▶ **Task prompt**
The answer is an exact repeat of the entries below, with the pictures omitted.

▶ **Data records**
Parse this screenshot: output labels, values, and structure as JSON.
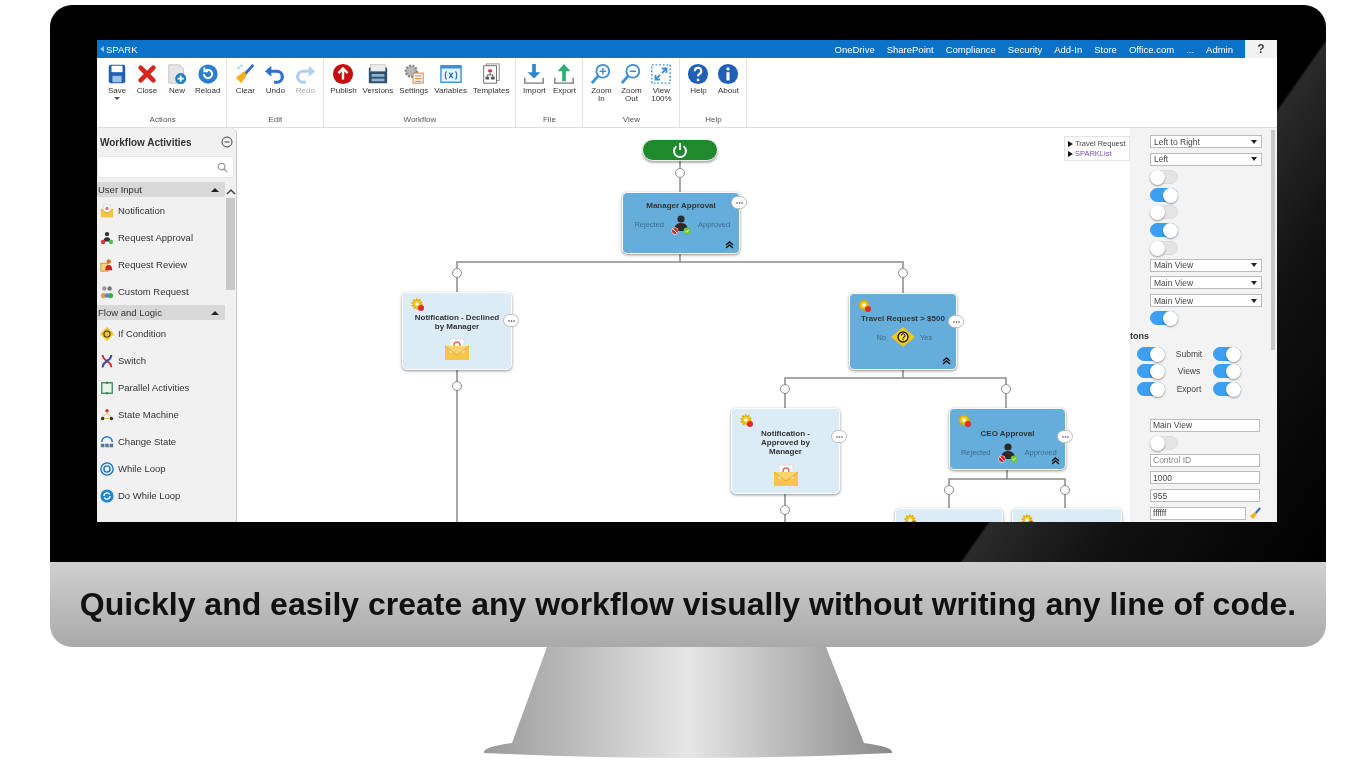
{
  "monitor": {
    "caption": "Quickly and easily create any workflow visually without writing any line of code."
  },
  "app": {
    "title": "SPARK",
    "top_nav": [
      "OneDrive",
      "SharePoint",
      "Compliance",
      "Security",
      "Add-In",
      "Store",
      "Office.com",
      "...",
      "Admin"
    ],
    "help_label": "?"
  },
  "ribbon": {
    "groups": [
      {
        "label": "Actions",
        "buttons": [
          {
            "kind": "save",
            "label": "Save",
            "has_menu": true,
            "disabled": false
          },
          {
            "kind": "close",
            "label": "Close",
            "has_menu": false,
            "disabled": false
          },
          {
            "kind": "new",
            "label": "New",
            "has_menu": false,
            "disabled": false
          },
          {
            "kind": "reload",
            "label": "Reload",
            "has_menu": false,
            "disabled": false
          }
        ]
      },
      {
        "label": "Edit",
        "buttons": [
          {
            "kind": "clear",
            "label": "Clear",
            "has_menu": false,
            "disabled": false
          },
          {
            "kind": "undo",
            "label": "Undo",
            "has_menu": false,
            "disabled": false
          },
          {
            "kind": "redo",
            "label": "Redo",
            "has_menu": false,
            "disabled": true
          }
        ]
      },
      {
        "label": "Workflow",
        "buttons": [
          {
            "kind": "publish",
            "label": "Publish",
            "has_menu": false,
            "disabled": false
          },
          {
            "kind": "versions",
            "label": "Versions",
            "has_menu": false,
            "disabled": false
          },
          {
            "kind": "settings",
            "label": "Settings",
            "has_menu": false,
            "disabled": false
          },
          {
            "kind": "variables",
            "label": "Variables",
            "has_menu": false,
            "disabled": false
          },
          {
            "kind": "templates",
            "label": "Templates",
            "has_menu": false,
            "disabled": false
          }
        ]
      },
      {
        "label": "File",
        "buttons": [
          {
            "kind": "import",
            "label": "Import",
            "has_menu": false,
            "disabled": false
          },
          {
            "kind": "export",
            "label": "Export",
            "has_menu": false,
            "disabled": false
          }
        ]
      },
      {
        "label": "View",
        "buttons": [
          {
            "kind": "zoomin",
            "label": "Zoom In",
            "has_menu": false,
            "disabled": false
          },
          {
            "kind": "zoomout",
            "label": "Zoom Out",
            "has_menu": false,
            "disabled": false
          },
          {
            "kind": "view100",
            "label": "View 100%",
            "has_menu": false,
            "disabled": false
          }
        ]
      },
      {
        "label": "Help",
        "buttons": [
          {
            "kind": "help",
            "label": "Help",
            "has_menu": false,
            "disabled": false
          },
          {
            "kind": "about",
            "label": "About",
            "has_menu": false,
            "disabled": false
          }
        ]
      }
    ]
  },
  "sidebar": {
    "title": "Workflow Activities",
    "groups": [
      {
        "label": "User Input",
        "expanded": true,
        "items": [
          {
            "kind": "notification",
            "label": "Notification"
          },
          {
            "kind": "approval",
            "label": "Request Approval"
          },
          {
            "kind": "review",
            "label": "Request Review"
          },
          {
            "kind": "custom",
            "label": "Custom Request"
          }
        ]
      },
      {
        "label": "Flow and Logic",
        "expanded": true,
        "items": [
          {
            "kind": "condition",
            "label": "If Condition"
          },
          {
            "kind": "switch",
            "label": "Switch"
          },
          {
            "kind": "parallel",
            "label": "Parallel Activities"
          },
          {
            "kind": "state",
            "label": "State Machine"
          },
          {
            "kind": "change_state",
            "label": "Change State"
          },
          {
            "kind": "while",
            "label": "While Loop"
          },
          {
            "kind": "dowhile",
            "label": "Do While Loop"
          }
        ]
      }
    ]
  },
  "canvas": {
    "nodes": [
      {
        "kind": "approval",
        "title": "Manager Approval",
        "left_label": "Rejected",
        "right_label": "Approved",
        "warning": false
      },
      {
        "kind": "notification",
        "title": "Notification - Declined by Manager",
        "warning": true
      },
      {
        "kind": "condition",
        "title": "Travel Request > $500",
        "left_label": "No",
        "right_label": "Yes",
        "warning": true
      },
      {
        "kind": "notification",
        "title": "Notification - Approved by Manager",
        "warning": true
      },
      {
        "kind": "approval",
        "title": "CEO Approval",
        "left_label": "Rejected",
        "right_label": "Approved",
        "warning": true
      },
      {
        "kind": "notification",
        "warning": true
      },
      {
        "kind": "notification",
        "warning": true
      }
    ],
    "breadcrumb": [
      {
        "kind": "text",
        "label": "Travel Request"
      },
      {
        "kind": "link",
        "label": "SPARKList"
      }
    ]
  },
  "properties": {
    "items": [
      {
        "kind": "dropdown",
        "value": "Left to Right"
      },
      {
        "kind": "dropdown",
        "value": "Left"
      },
      {
        "kind": "toggle",
        "on": false
      },
      {
        "kind": "toggle",
        "on": true
      },
      {
        "kind": "toggle",
        "on": false
      },
      {
        "kind": "toggle",
        "on": true
      },
      {
        "kind": "toggle",
        "on": false
      },
      {
        "kind": "dropdown",
        "value": "Main View"
      },
      {
        "kind": "dropdown",
        "value": "Main View"
      },
      {
        "kind": "dropdown",
        "value": "Main View"
      },
      {
        "kind": "toggle",
        "on": true
      }
    ],
    "section_label": "tons",
    "button_rows": [
      {
        "label": "Submit",
        "left_on": true,
        "right_on": true
      },
      {
        "label": "Views",
        "left_on": true,
        "right_on": true
      },
      {
        "label": "Export",
        "left_on": true,
        "right_on": true
      }
    ],
    "fields": [
      {
        "kind": "text",
        "value": "Main View"
      },
      {
        "kind": "toggle",
        "on": false
      },
      {
        "kind": "text",
        "placeholder": "Control ID"
      },
      {
        "kind": "text",
        "value": "1000"
      },
      {
        "kind": "text",
        "value": "955"
      },
      {
        "kind": "color",
        "value": "ffffff"
      }
    ]
  }
}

▶ **Response below**
Parse this screenshot: output labels, values, and structure as JSON.
{
  "monitor": {
    "caption": "Quickly and easily create any workflow visually without writing any line of code."
  },
  "app": {
    "title": "SPARK",
    "top_nav": [
      "OneDrive",
      "SharePoint",
      "Compliance",
      "Security",
      "Add-In",
      "Store",
      "Office.com",
      "...",
      "Admin"
    ],
    "help_label": "?"
  },
  "ribbon": {
    "groups": [
      {
        "label": "Actions",
        "buttons": [
          {
            "kind": "save",
            "label": "Save",
            "has_menu": true,
            "disabled": false
          },
          {
            "kind": "close",
            "label": "Close",
            "has_menu": false,
            "disabled": false
          },
          {
            "kind": "new",
            "label": "New",
            "has_menu": false,
            "disabled": false
          },
          {
            "kind": "reload",
            "label": "Reload",
            "has_menu": false,
            "disabled": false
          }
        ]
      },
      {
        "label": "Edit",
        "buttons": [
          {
            "kind": "clear",
            "label": "Clear",
            "has_menu": false,
            "disabled": false
          },
          {
            "kind": "undo",
            "label": "Undo",
            "has_menu": false,
            "disabled": false
          },
          {
            "kind": "redo",
            "label": "Redo",
            "has_menu": false,
            "disabled": true
          }
        ]
      },
      {
        "label": "Workflow",
        "buttons": [
          {
            "kind": "publish",
            "label": "Publish",
            "has_menu": false,
            "disabled": false
          },
          {
            "kind": "versions",
            "label": "Versions",
            "has_menu": false,
            "disabled": false
          },
          {
            "kind": "settings",
            "label": "Settings",
            "has_menu": false,
            "disabled": false
          },
          {
            "kind": "variables",
            "label": "Variables",
            "has_menu": false,
            "disabled": false
          },
          {
            "kind": "templates",
            "label": "Templates",
            "has_menu": false,
            "disabled": false
          }
        ]
      },
      {
        "label": "File",
        "buttons": [
          {
            "kind": "import",
            "label": "Import",
            "has_menu": false,
            "disabled": false
          },
          {
            "kind": "export",
            "label": "Export",
            "has_menu": false,
            "disabled": false
          }
        ]
      },
      {
        "label": "View",
        "buttons": [
          {
            "kind": "zoomin",
            "label": "Zoom In",
            "has_menu": false,
            "disabled": false
          },
          {
            "kind": "zoomout",
            "label": "Zoom Out",
            "has_menu": false,
            "disabled": false
          },
          {
            "kind": "view100",
            "label": "View 100%",
            "has_menu": false,
            "disabled": false
          }
        ]
      },
      {
        "label": "Help",
        "buttons": [
          {
            "kind": "help",
            "label": "Help",
            "has_menu": false,
            "disabled": false
          },
          {
            "kind": "about",
            "label": "About",
            "has_menu": false,
            "disabled": false
          }
        ]
      }
    ]
  },
  "sidebar": {
    "title": "Workflow Activities",
    "groups": [
      {
        "label": "User Input",
        "expanded": true,
        "items": [
          {
            "kind": "notification",
            "label": "Notification"
          },
          {
            "kind": "approval",
            "label": "Request Approval"
          },
          {
            "kind": "review",
            "label": "Request Review"
          },
          {
            "kind": "custom",
            "label": "Custom Request"
          }
        ]
      },
      {
        "label": "Flow and Logic",
        "expanded": true,
        "items": [
          {
            "kind": "condition",
            "label": "If Condition"
          },
          {
            "kind": "switch",
            "label": "Switch"
          },
          {
            "kind": "parallel",
            "label": "Parallel Activities"
          },
          {
            "kind": "state",
            "label": "State Machine"
          },
          {
            "kind": "change_state",
            "label": "Change State"
          },
          {
            "kind": "while",
            "label": "While Loop"
          },
          {
            "kind": "dowhile",
            "label": "Do While Loop"
          }
        ]
      }
    ]
  },
  "canvas": {
    "nodes": [
      {
        "kind": "approval",
        "title": "Manager Approval",
        "left_label": "Rejected",
        "right_label": "Approved",
        "warning": false
      },
      {
        "kind": "notification",
        "title": "Notification - Declined by Manager",
        "warning": true
      },
      {
        "kind": "condition",
        "title": "Travel Request > $500",
        "left_label": "No",
        "right_label": "Yes",
        "warning": true
      },
      {
        "kind": "notification",
        "title": "Notification - Approved by Manager",
        "warning": true
      },
      {
        "kind": "approval",
        "title": "CEO Approval",
        "left_label": "Rejected",
        "right_label": "Approved",
        "warning": true
      },
      {
        "kind": "notification",
        "warning": true
      },
      {
        "kind": "notification",
        "warning": true
      }
    ],
    "breadcrumb": [
      {
        "kind": "text",
        "label": "Travel Request"
      },
      {
        "kind": "link",
        "label": "SPARKList"
      }
    ]
  },
  "properties": {
    "items": [
      {
        "kind": "dropdown",
        "value": "Left to Right"
      },
      {
        "kind": "dropdown",
        "value": "Left"
      },
      {
        "kind": "toggle",
        "on": false
      },
      {
        "kind": "toggle",
        "on": true
      },
      {
        "kind": "toggle",
        "on": false
      },
      {
        "kind": "toggle",
        "on": true
      },
      {
        "kind": "toggle",
        "on": false
      },
      {
        "kind": "dropdown",
        "value": "Main View"
      },
      {
        "kind": "dropdown",
        "value": "Main View"
      },
      {
        "kind": "dropdown",
        "value": "Main View"
      },
      {
        "kind": "toggle",
        "on": true
      }
    ],
    "section_label": "tons",
    "button_rows": [
      {
        "label": "Submit",
        "left_on": true,
        "right_on": true
      },
      {
        "label": "Views",
        "left_on": true,
        "right_on": true
      },
      {
        "label": "Export",
        "left_on": true,
        "right_on": true
      }
    ],
    "fields": [
      {
        "kind": "text",
        "value": "Main View"
      },
      {
        "kind": "toggle",
        "on": false
      },
      {
        "kind": "text",
        "placeholder": "Control ID"
      },
      {
        "kind": "text",
        "value": "1000"
      },
      {
        "kind": "text",
        "value": "955"
      },
      {
        "kind": "color",
        "value": "ffffff"
      }
    ]
  }
}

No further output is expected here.